**Doing the right thing…knowing the right thing to do. This is a question that we ask ourselves everyday as school leaders. Richard Elmore, professor of Educational Leadership at Harvard University, published a paper with this title through the NGA Center for Best Practices (can be found here). He offers suggestions and practical advice on how schools can get better. After reading Elmore’s article graduate students in the Dordt University School Leadership program blogged similar advice, written specifically for Christian school leaders. Our third guest blogger is Matt Van Muyen, Middle and High School Vice Principal at Unity Christian School in BC.**
I had been making a straight vertical hike for over two hours, or at least it felt like it. My legs were burning, my lungs, desperately trying to pull in enough oxygen, and my heart was pounding so hard it was about to blow straight out of my chest.
Exhausted, I reluctantly took my eyes off my feet and glanced ahead. The destination, the summit of Golden Ears mountain in Maple Ridge, British Columbia Canada, appeared well in the distance. Alder Flats, I thought. Just get to Alder Flats.
The Golden Ears trail is a 12 km trek with an elevation gain of over 1500 meters. There are sections of the trail that contain steep inclines and difficult ascents, while other portions are flat plateaus, such as Alder Flats and Panorama Ridge. The plateaus offer the necessary time for recovery, reflection, and rejuvenation, to address the next steep incline.
Hiking is a fitting analogy for school leadership and the process of school improvement. For schools, the destination point is student improvement, which is much more fluid than a static point of arrival. Yet, along the endless trek are peaks and valley’s; times of tremendous growth and times of being stagnate, both of which are necessary to pursuing school improvement (Elmore, 2004). As a member of a school leadership team, we are regularly asking, “How do we get better?” How do we improve at improving student learning, performance, and engagement in the classroom?
School improvement requires that teachers and administrators have a growth mindset. Far too often good teaching is seen as a destination point; a teacher’s “arrival” is evidenced by less planning time and leaving the school parking lot by 3:30pm. Teachers with a growth mindset use the plateaus on the journey to reflect on their practice, strategize new instructional techniques to improve learning in their students, and then begin the steep incline on the journey.
Teachers with a growth mindset collaborative with their colleagues; they do not isolate themselves but rather understand that teaching is a group responsibility (Elmore 2007). Teaching, like hiking, is not a solo activity. You can’t do it alone. Improving the capacity and opportunity for teachers to work collaboratively is a necessity for improving student learning and performance. Having common planning time and professional learning communities are two ways to improve staff collaboration.

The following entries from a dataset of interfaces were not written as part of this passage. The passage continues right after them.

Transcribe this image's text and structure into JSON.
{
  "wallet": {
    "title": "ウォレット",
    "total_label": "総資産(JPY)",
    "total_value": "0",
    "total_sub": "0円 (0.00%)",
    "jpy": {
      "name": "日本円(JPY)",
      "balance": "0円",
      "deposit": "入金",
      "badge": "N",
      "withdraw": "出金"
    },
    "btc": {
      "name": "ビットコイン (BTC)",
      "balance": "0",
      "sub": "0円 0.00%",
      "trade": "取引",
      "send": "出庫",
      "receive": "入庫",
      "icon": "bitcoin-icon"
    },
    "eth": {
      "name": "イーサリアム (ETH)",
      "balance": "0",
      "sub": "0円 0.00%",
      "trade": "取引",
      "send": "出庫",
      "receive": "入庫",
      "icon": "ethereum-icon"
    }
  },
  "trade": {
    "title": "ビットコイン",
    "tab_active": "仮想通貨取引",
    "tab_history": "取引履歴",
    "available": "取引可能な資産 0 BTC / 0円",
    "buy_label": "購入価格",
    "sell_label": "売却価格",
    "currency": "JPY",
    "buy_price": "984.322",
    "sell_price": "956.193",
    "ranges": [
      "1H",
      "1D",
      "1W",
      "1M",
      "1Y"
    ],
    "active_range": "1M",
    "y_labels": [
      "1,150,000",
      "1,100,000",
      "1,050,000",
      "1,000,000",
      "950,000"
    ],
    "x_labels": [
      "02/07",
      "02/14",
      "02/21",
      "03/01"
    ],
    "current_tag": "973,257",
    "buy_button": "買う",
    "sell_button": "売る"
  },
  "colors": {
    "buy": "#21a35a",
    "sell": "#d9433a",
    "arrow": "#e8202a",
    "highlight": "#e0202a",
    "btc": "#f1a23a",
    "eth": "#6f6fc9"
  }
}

For schools to improve, teacher professional development must be strategic and measured for effectiveness in the classroom. Teachers complete a minimum of 30 hours of professional development in a single school year. Much of that time is internal professional development planned by the school. Far too often professional development has little impact on student learning and fails to lead to any sustained improvement in the classroom. Professional development should be directly focused on techniques and strategies that need to be implemented in order to improve student learning.
School improvement requires diverse ways of measuring progress. It is limiting and misleading to simply rely on provincial tests and assessments (FSA’s, provincial exams etc.) (Elmore, 2007). Rather, administrators need to be in classrooms to regularly assess the work and learning of teachers and students. Measuring progress is absolutely necessary for teachers because it will provide feedback on whether to continue or to stop with the current strategy in the classroom. Teachers need to see that their actions are improving student learning, or if not, may eventually lead to student improvement. If there is no tangible indication that improvement has or will occur, the teacher can adjust and make necessary changes (Elmore, 2004). More importantly, teachers are motivated when they see that they are making a difference in the classroom. Like hiking, you become increasingly motivated and encouraged as you near your goal, teachers are motivated to continue when they see the positive impact of their actions on student learning in the classroom.
School improvement is an endless trek. The times of apparent stagnation are an important time for reflection and assessment to prepare for the next leg of the journey. Teaching is exhausting because a growth mindset means always asking and questioning how to do things differently to improve student learning. “How do we get better?” The answer is simple: Together, and one step at a time.
- Elmore, R. F. (2004). School reform from the inside out: Policy, practice, and performance. Cambridge, MA: Harvard Education Press.
- Elmore, R.F. (2007) “The Road to School Improvement.” Harvard Educational Review, Volume 23, Number 3. Retrieved From: https://owl.english.purdue.edu/owl/resource/560/10/